Interface dataset entries:
##############################
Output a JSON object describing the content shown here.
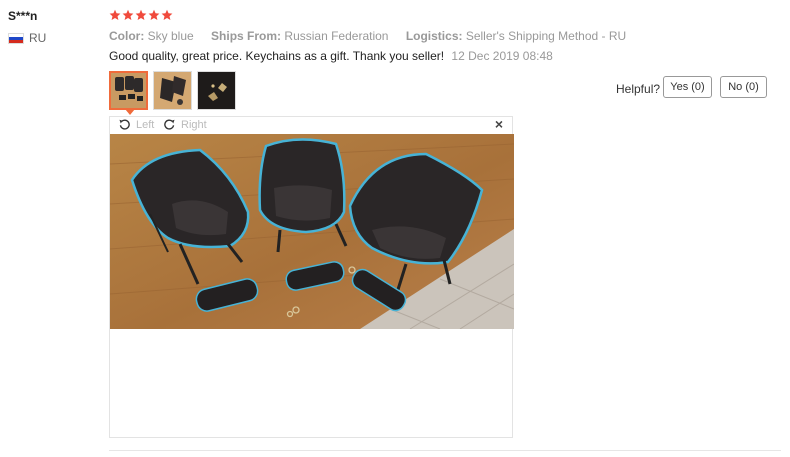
{
  "reviewer": {
    "name": "S***n",
    "country": "RU",
    "flag_icon": "russia-flag-icon"
  },
  "rating": {
    "stars": 5,
    "max": 5,
    "color": "#f04a3c"
  },
  "attributes": [
    {
      "key": "Color:",
      "value": "Sky blue"
    },
    {
      "key": "Ships From:",
      "value": "Russian Federation"
    },
    {
      "key": "Logistics:",
      "value": "Seller's Shipping Method - RU"
    }
  ],
  "review": {
    "text": "Good quality, great price. Keychains as a gift. Thank you seller!",
    "date": "12 Dec 2019 08:48"
  },
  "thumbnails": {
    "count": 3,
    "selected": 1,
    "active_color": "#f06b3b"
  },
  "helpful": {
    "label": "Helpful?",
    "yes_label": "Yes (0)",
    "no_label": "No (0)"
  },
  "viewer": {
    "rotate_left_label": "Left",
    "rotate_right_label": "Right",
    "close_glyph": "×",
    "icons": [
      "rotate-left-icon",
      "rotate-right-icon",
      "close-icon"
    ]
  }
}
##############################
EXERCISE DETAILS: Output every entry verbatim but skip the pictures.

REPLY TO THE TASK:
Output a JSON object describing the content shown here.
{
  "reviewer": {
    "name": "S***n",
    "country": "RU",
    "flag_icon": "russia-flag-icon"
  },
  "rating": {
    "stars": 5,
    "max": 5,
    "color": "#f04a3c"
  },
  "attributes": [
    {
      "key": "Color:",
      "value": "Sky blue"
    },
    {
      "key": "Ships From:",
      "value": "Russian Federation"
    },
    {
      "key": "Logistics:",
      "value": "Seller's Shipping Method - RU"
    }
  ],
  "review": {
    "text": "Good quality, great price. Keychains as a gift. Thank you seller!",
    "date": "12 Dec 2019 08:48"
  },
  "thumbnails": {
    "count": 3,
    "selected": 1,
    "active_color": "#f06b3b"
  },
  "helpful": {
    "label": "Helpful?",
    "yes_label": "Yes (0)",
    "no_label": "No (0)"
  },
  "viewer": {
    "rotate_left_label": "Left",
    "rotate_right_label": "Right",
    "close_glyph": "×",
    "icons": [
      "rotate-left-icon",
      "rotate-right-icon",
      "close-icon"
    ]
  }
}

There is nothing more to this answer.